[15]  Oliver D (2006) Assessing the risk of falls in hospitals: time for a rethink? Can J Nurs Res 38: 89–94; discussion 95–86.
[16]  Morse JM (2006) The safety of safety research: the case of patient fall research. Can J Nurs Res 38: 73–88.
[17]  Oliver D, Papaioannou A, Giangregorio L, Thabane L, Reizgys K, et al. (2008) A systematic review and meta-analysis of studies using the STRATIFY tool for prediction of falls in hospital patients: how well does it work? Age Ageing 37: 621–627.
[18]  Hayden JA, Cote P, Bombardier C (2006) Evaluation of the quality of prognosis studies in systematic reviews. Ann Intern Med 144: 427–437.
[19]  Oliver D, Britton M, Seed P, Martin FC, Hopper AH (1997) Development and evaluation of evidence based risk assessment tool (STRATIFY) to predict which elderly inpatients will fall: case-control and cohort studies. BMJ 315: 1049–1053.
[20]  Coker E, Oliver D (2003) Evaluation of the STRATIFY falls prediction tool on a geriatric unit. Outcomes Manag 7: 8–14; quiz 15–16.

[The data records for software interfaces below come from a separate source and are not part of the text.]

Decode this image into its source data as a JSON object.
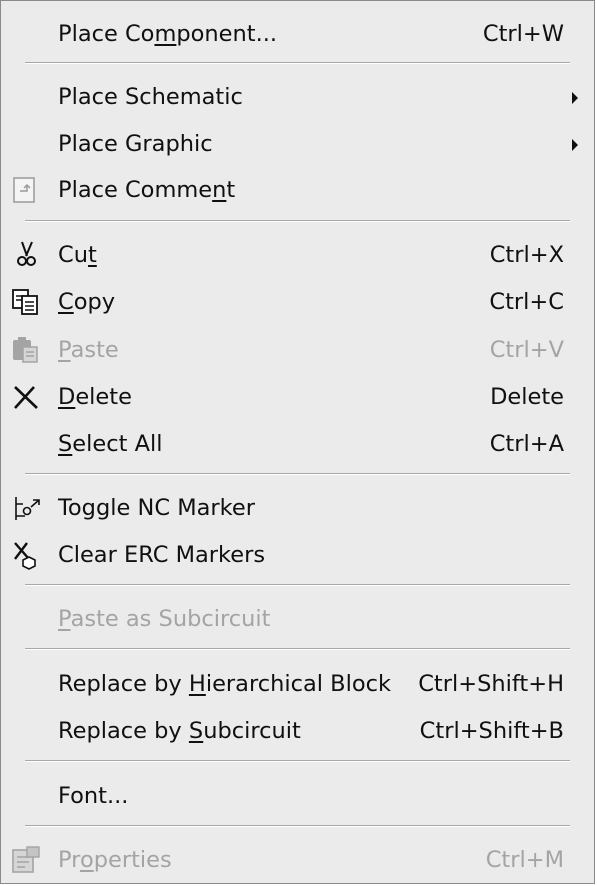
{
  "menu": {
    "items": [
      {
        "label_pre": "Place Co",
        "label_u": "m",
        "label_post": "ponent...",
        "shortcut": "Ctrl+W"
      },
      {
        "label_pre": "Place Schematic",
        "label_u": "",
        "label_post": "",
        "shortcut": ""
      },
      {
        "label_pre": "Place Graphic",
        "label_u": "",
        "label_post": "",
        "shortcut": ""
      },
      {
        "label_pre": "Place Comme",
        "label_u": "n",
        "label_post": "t",
        "shortcut": "",
        "icon": "comment-icon"
      },
      {
        "label_pre": "Cu",
        "label_u": "t",
        "label_post": "",
        "shortcut": "Ctrl+X",
        "icon": "scissors-icon"
      },
      {
        "label_pre": "",
        "label_u": "C",
        "label_post": "opy",
        "shortcut": "Ctrl+C",
        "icon": "copy-icon"
      },
      {
        "label_pre": "",
        "label_u": "P",
        "label_post": "aste",
        "shortcut": "Ctrl+V",
        "icon": "clipboard-icon",
        "disabled": true
      },
      {
        "label_pre": "",
        "label_u": "D",
        "label_post": "elete",
        "shortcut": "Delete",
        "icon": "delete-x-icon"
      },
      {
        "label_pre": "",
        "label_u": "S",
        "label_post": "elect All",
        "shortcut": "Ctrl+A"
      },
      {
        "label_pre": "Toggle NC Marker",
        "label_u": "",
        "label_post": "",
        "shortcut": "",
        "icon": "nc-marker-icon"
      },
      {
        "label_pre": "Clear ERC Markers",
        "label_u": "",
        "label_post": "",
        "shortcut": "",
        "icon": "clear-erc-icon"
      },
      {
        "label_pre": "",
        "label_u": "P",
        "label_post": "aste as Subcircuit",
        "shortcut": "",
        "disabled": true
      },
      {
        "label_pre": "Replace by ",
        "label_u": "H",
        "label_post": "ierarchical Block",
        "shortcut": "Ctrl+Shift+H"
      },
      {
        "label_pre": "Replace by ",
        "label_u": "S",
        "label_post": "ubcircuit",
        "shortcut": "Ctrl+Shift+B"
      },
      {
        "label_pre": "Font...",
        "label_u": "",
        "label_post": "",
        "shortcut": ""
      },
      {
        "label_pre": "Pr",
        "label_u": "o",
        "label_post": "perties",
        "shortcut": "Ctrl+M",
        "icon": "properties-icon",
        "disabled": true
      }
    ],
    "submenu_indicator": "right-triangle-icon",
    "colors": {
      "background": "#ebebeb",
      "text": "#101010",
      "disabled_text": "#a4a4a4",
      "separator": "#a8a8a8"
    }
  }
}
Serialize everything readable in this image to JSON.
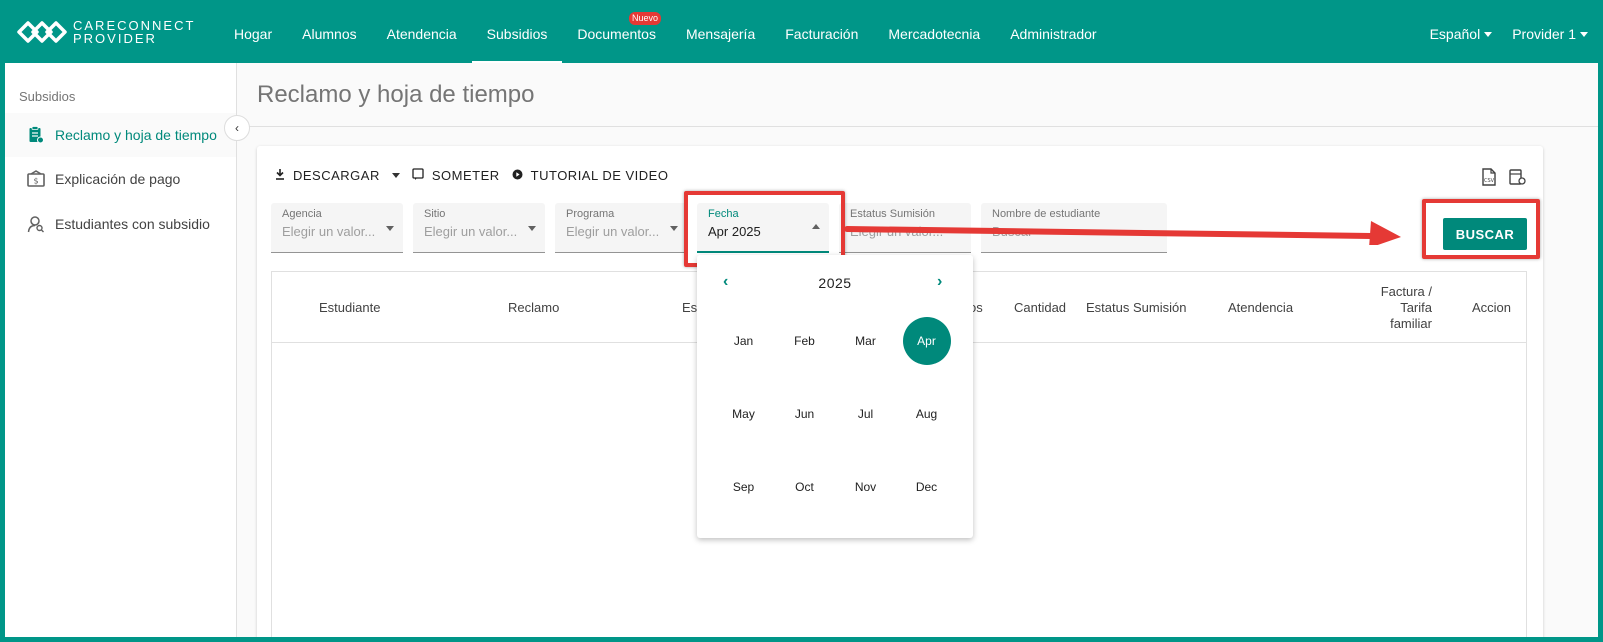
{
  "brand": {
    "line1": "CARECONNECT",
    "line2": "PROVIDER"
  },
  "nav": {
    "items": [
      {
        "label": "Hogar"
      },
      {
        "label": "Alumnos"
      },
      {
        "label": "Atendencia"
      },
      {
        "label": "Subsidios"
      },
      {
        "label": "Documentos",
        "badge": "Nuevo"
      },
      {
        "label": "Mensajería"
      },
      {
        "label": "Facturación"
      },
      {
        "label": "Mercadotecnia"
      },
      {
        "label": "Administrador"
      }
    ],
    "language": "Español",
    "user": "Provider 1"
  },
  "sidebar": {
    "title": "Subsidios",
    "items": [
      {
        "label": "Reclamo y hoja de tiempo",
        "icon": "clipboard-icon"
      },
      {
        "label": "Explicación de pago",
        "icon": "bank-icon"
      },
      {
        "label": "Estudiantes con subsidio",
        "icon": "user-search-icon"
      }
    ]
  },
  "page": {
    "title": "Reclamo y hoja de tiempo"
  },
  "toolbar": {
    "download": "DESCARGAR",
    "submit": "SOMETER",
    "tutorial": "TUTORIAL DE VIDEO"
  },
  "filters": {
    "agencia": {
      "label": "Agencia",
      "placeholder": "Elegir un valor..."
    },
    "sitio": {
      "label": "Sitio",
      "placeholder": "Elegir un valor..."
    },
    "programa": {
      "label": "Programa",
      "placeholder": "Elegir un valor..."
    },
    "fecha": {
      "label": "Fecha",
      "value": "Apr 2025"
    },
    "estatus": {
      "label": "Estatus Sumisión",
      "placeholder": "Elegir un valor..."
    },
    "nombre": {
      "label": "Nombre de estudiante",
      "placeholder": "Buscar"
    }
  },
  "search_button": "BUSCAR",
  "table": {
    "headers": [
      "Estudiante",
      "Reclamo",
      "Es",
      "os",
      "Cantidad",
      "Estatus Sumisión",
      "Atendencia",
      "Factura / Tarifa familiar",
      "Accion"
    ]
  },
  "picker": {
    "year": "2025",
    "selected": "Apr",
    "months": [
      "Jan",
      "Feb",
      "Mar",
      "Apr",
      "May",
      "Jun",
      "Jul",
      "Aug",
      "Sep",
      "Oct",
      "Nov",
      "Dec"
    ]
  },
  "colors": {
    "brand": "#009688",
    "accent": "#00897b",
    "highlight": "#e53935"
  }
}
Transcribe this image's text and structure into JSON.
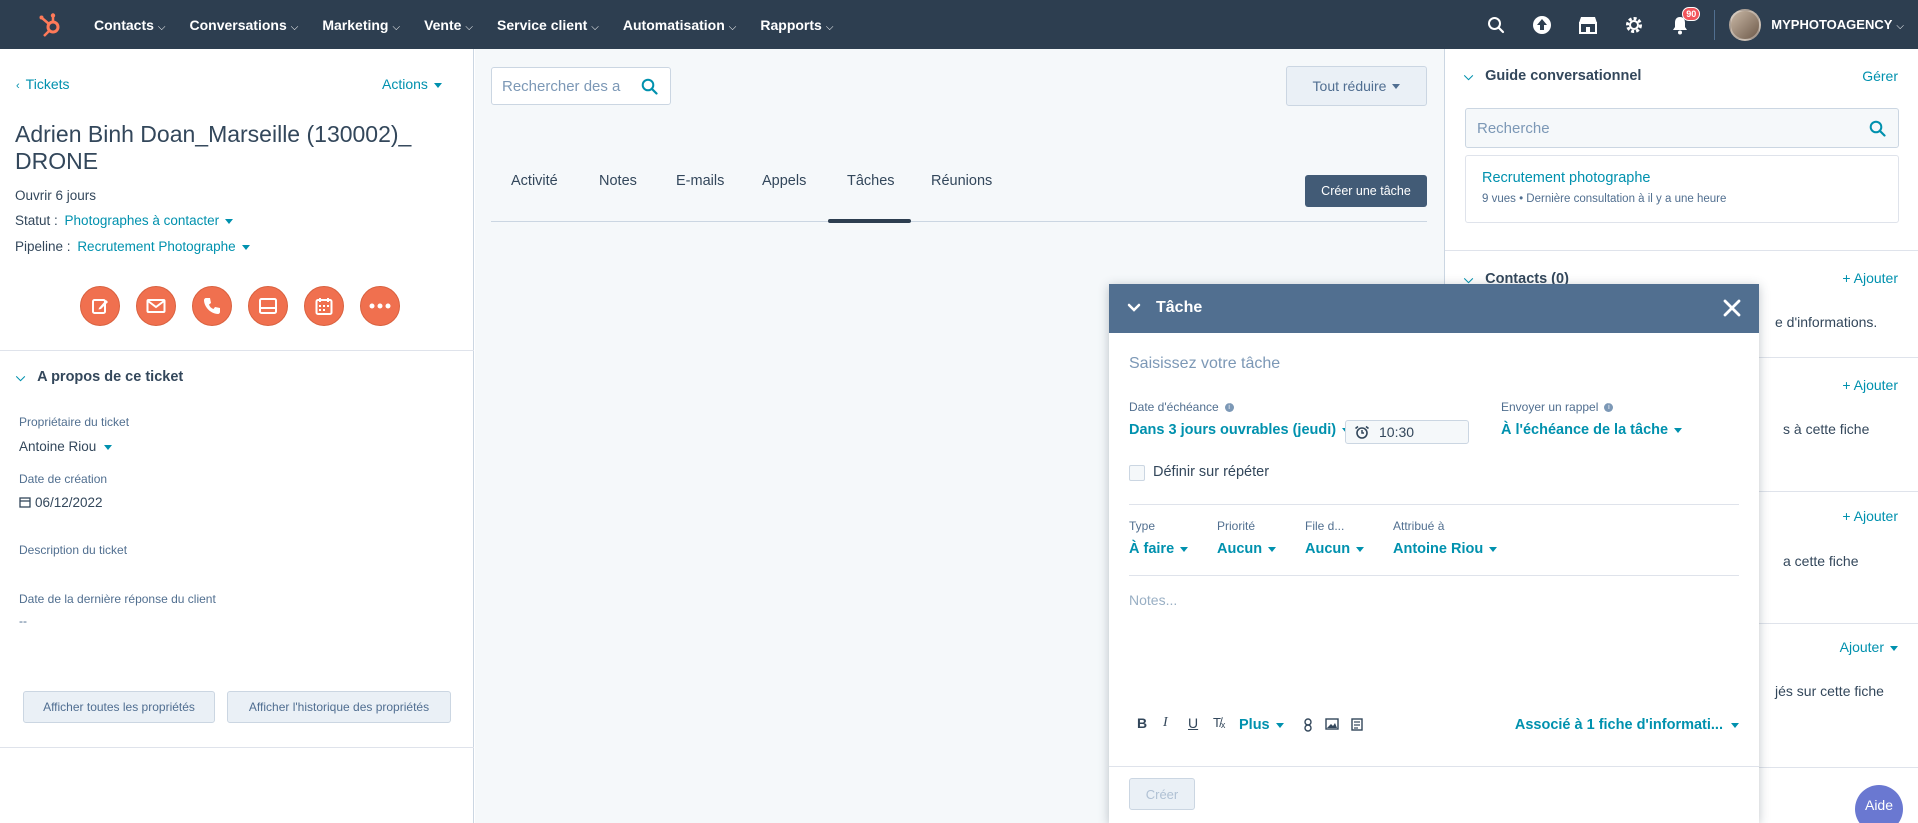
{
  "topnav": {
    "items": [
      {
        "label": "Contacts"
      },
      {
        "label": "Conversations"
      },
      {
        "label": "Marketing"
      },
      {
        "label": "Vente"
      },
      {
        "label": "Service client"
      },
      {
        "label": "Automatisation"
      },
      {
        "label": "Rapports"
      }
    ],
    "notifications_count": "90",
    "account_name": "MYPHOTOAGENCY"
  },
  "left": {
    "back_label": "Tickets",
    "actions_label": "Actions",
    "title": "Adrien Binh Doan_Marseille (130002)_ DRONE",
    "open_for": "Ouvrir 6 jours",
    "status_label": "Statut :",
    "status_value": "Photographes à contacter",
    "pipeline_label": "Pipeline :",
    "pipeline_value": "Recrutement Photographe",
    "about_section": "A propos de ce ticket",
    "owner_label": "Propriétaire du ticket",
    "owner_value": "Antoine Riou",
    "created_label": "Date de création",
    "created_value": "06/12/2022",
    "description_label": "Description du ticket",
    "last_reply_label": "Date de la dernière réponse du client",
    "last_reply_value": "--",
    "show_all_props": "Afficher toutes les propriétés",
    "show_history": "Afficher l'historique des propriétés"
  },
  "middle": {
    "search_placeholder": "Rechercher des a",
    "collapse_all": "Tout réduire",
    "tabs": [
      {
        "label": "Activité"
      },
      {
        "label": "Notes"
      },
      {
        "label": "E-mails"
      },
      {
        "label": "Appels"
      },
      {
        "label": "Tâches"
      },
      {
        "label": "Réunions"
      }
    ],
    "active_tab": "Tâches",
    "create_task": "Créer une tâche"
  },
  "right": {
    "guide_title": "Guide conversationnel",
    "manage": "Gérer",
    "search_placeholder": "Recherche",
    "guide_item_title": "Recrutement photographe",
    "guide_item_sub": "9 vues • Dernière consultation à il y a une heure",
    "contacts_title": "Contacts (0)",
    "add": "+ Ajouter",
    "add2": "+ Ajouter",
    "add3": "+ Ajouter",
    "add4": "Ajouter",
    "frag1": "e d'informations.",
    "frag2": "s à cette fiche",
    "frag3": "a cette fiche",
    "frag4": "jés sur cette fiche"
  },
  "task": {
    "header_title": "Tâche",
    "input_placeholder": "Saisissez votre tâche",
    "due_label": "Date d'échéance",
    "due_value": "Dans 3 jours ouvrables (jeudi)",
    "time_value": "10:30",
    "reminder_label": "Envoyer un rappel",
    "reminder_value": "À l'échéance de la tâche",
    "repeat_label": "Définir sur répéter",
    "type_label": "Type",
    "type_value": "À faire",
    "priority_label": "Priorité",
    "priority_value": "Aucun",
    "queue_label": "File d...",
    "queue_value": "Aucun",
    "assigned_label": "Attribué à",
    "assigned_value": "Antoine Riou",
    "notes_placeholder": "Notes...",
    "more_label": "Plus",
    "associated_label": "Associé à 1 fiche d'informati...",
    "create_label": "Créer"
  },
  "help_label": "Aide",
  "colors": {
    "nav_bg": "#2d3e50",
    "accent": "#0091ae",
    "action_orange": "#f0704f",
    "modal_header": "#516f90",
    "badge": "#f2545b"
  }
}
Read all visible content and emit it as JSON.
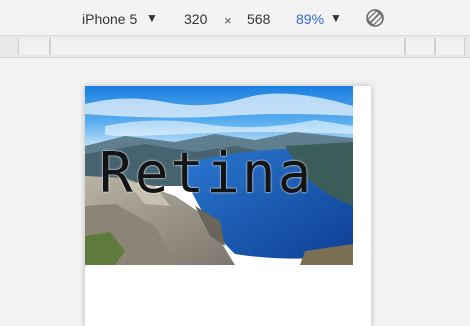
{
  "toolbar": {
    "device": "iPhone 5",
    "width": "320",
    "times": "×",
    "height": "568",
    "zoom": "89%"
  },
  "icons": {
    "device_dropdown": "chevron-down-icon",
    "zoom_dropdown": "chevron-down-icon",
    "rotate": "rotate-icon"
  },
  "hero": {
    "text": "Retina"
  },
  "colors": {
    "zoom_text": "#3367d6",
    "toolbar_bg": "#f3f3f3",
    "sky": "#2f8ee6",
    "fjord": "#1f5db3"
  }
}
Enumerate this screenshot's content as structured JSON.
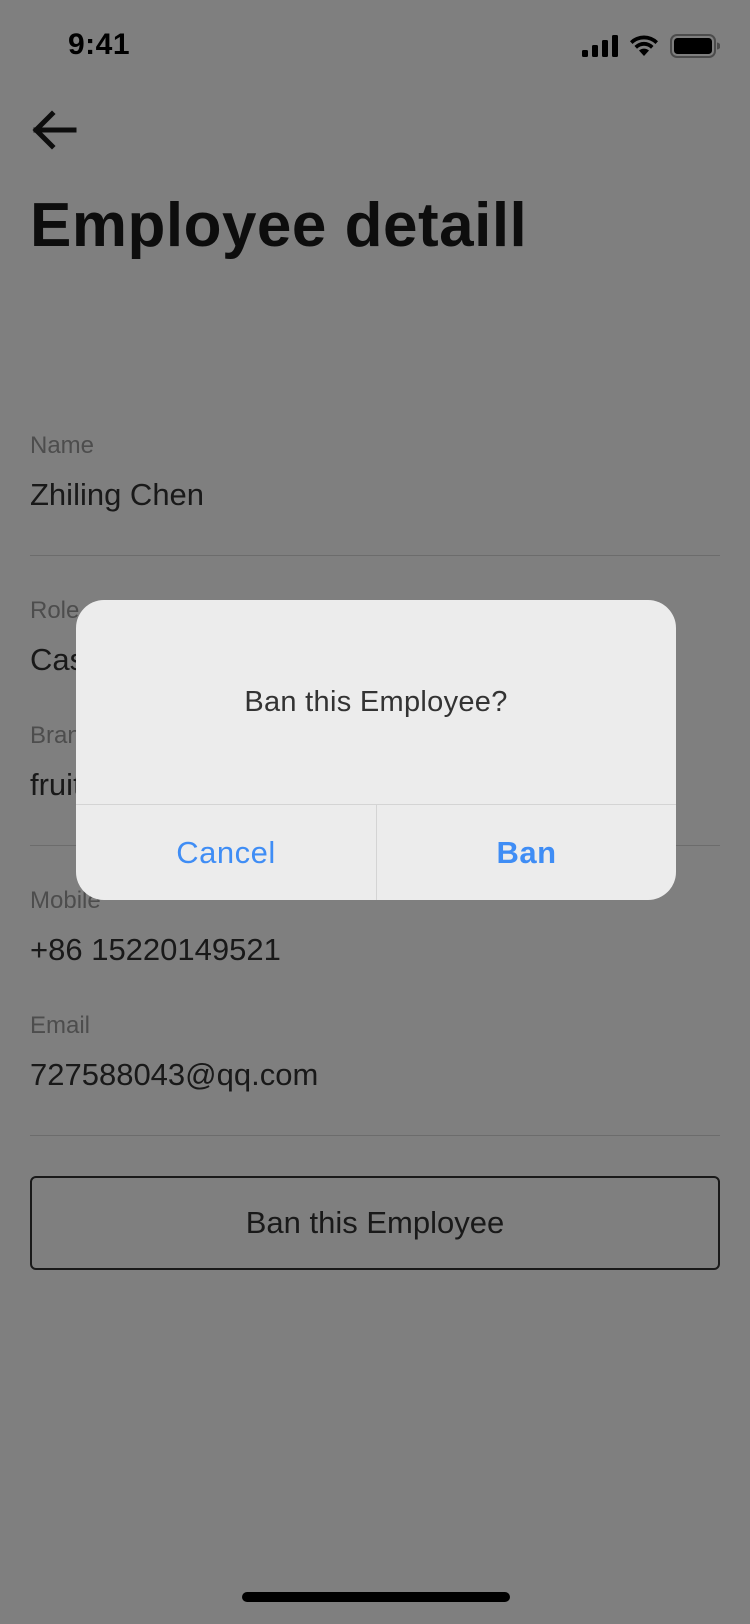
{
  "status_bar": {
    "time": "9:41",
    "icons": [
      "signal-icon",
      "wifi-icon",
      "battery-icon"
    ]
  },
  "header": {
    "back_icon": "arrow-left-icon",
    "title": "Employee detaill"
  },
  "fields": {
    "name": {
      "label": "Name",
      "value": "Zhiling Chen"
    },
    "role": {
      "label": "Role",
      "value": "Cashier"
    },
    "brand": {
      "label": "Brand",
      "value": "fruitday"
    },
    "mobile": {
      "label": "Mobile",
      "value": "+86 15220149521"
    },
    "email": {
      "label": "Email",
      "value": "727588043@qq.com"
    }
  },
  "actions": {
    "ban_label": "Ban this Employee"
  },
  "dialog": {
    "message": "Ban this Employee?",
    "cancel_label": "Cancel",
    "confirm_label": "Ban"
  },
  "colors": {
    "accent": "#3f8df5",
    "overlay": "rgba(0,0,0,0.5)",
    "dialog_bg": "#ececec"
  }
}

[21]  Harbord RM, Whiting P (2009) Metandi: Meta–analysis of diagnostic accuracy using hierarchical logistic regression. Stata Journal 9: 211–229.
[22]  Haines TP, Bennell KL, Osborne RH, Hill KD (2006) A new instrument for targeting falls prevention interventions was accurate and clinically applicable in a hospital setting. J Clin Epidemiol 59: 168–175.
[23]  Vassallo M, Poynter L, Sharma JC, Kwan J, Allen SC (2008) Fall risk-assessment tools compared with clinical judgment: an evaluation in a rehabilitation ward. Age Ageing 37: 277–281.
[24]  Haines TP, Hill K, Walsh W, Osborne R (2007) Design-related bias in hospital fall risk screening tool predictive accuracy evaluations: systematic review and meta-analysis. J Gerontol A Biol Sci Med Sci 62: 664–672.
[25]  Higgins JP, (editors) GS (2009) Meta-analyses with continuous outcomes. In: Collaboration TC, editor. Cochrane Handbook for Systematic Reviews of Interventions.
[26]  Macaskill P, Gatsonis C, Deeks J, Harbord R, Takwoingi Y (2010) Cochrane Handbook for Systematic Reviews of Diagnostic Test Accuracy. Chapter 10 Analysing and Presenting Results. In: Deeks JJ, Bossuyt PM, Gatsonis C, editors: The Cochrane Collaboration.


comments powered by Disqus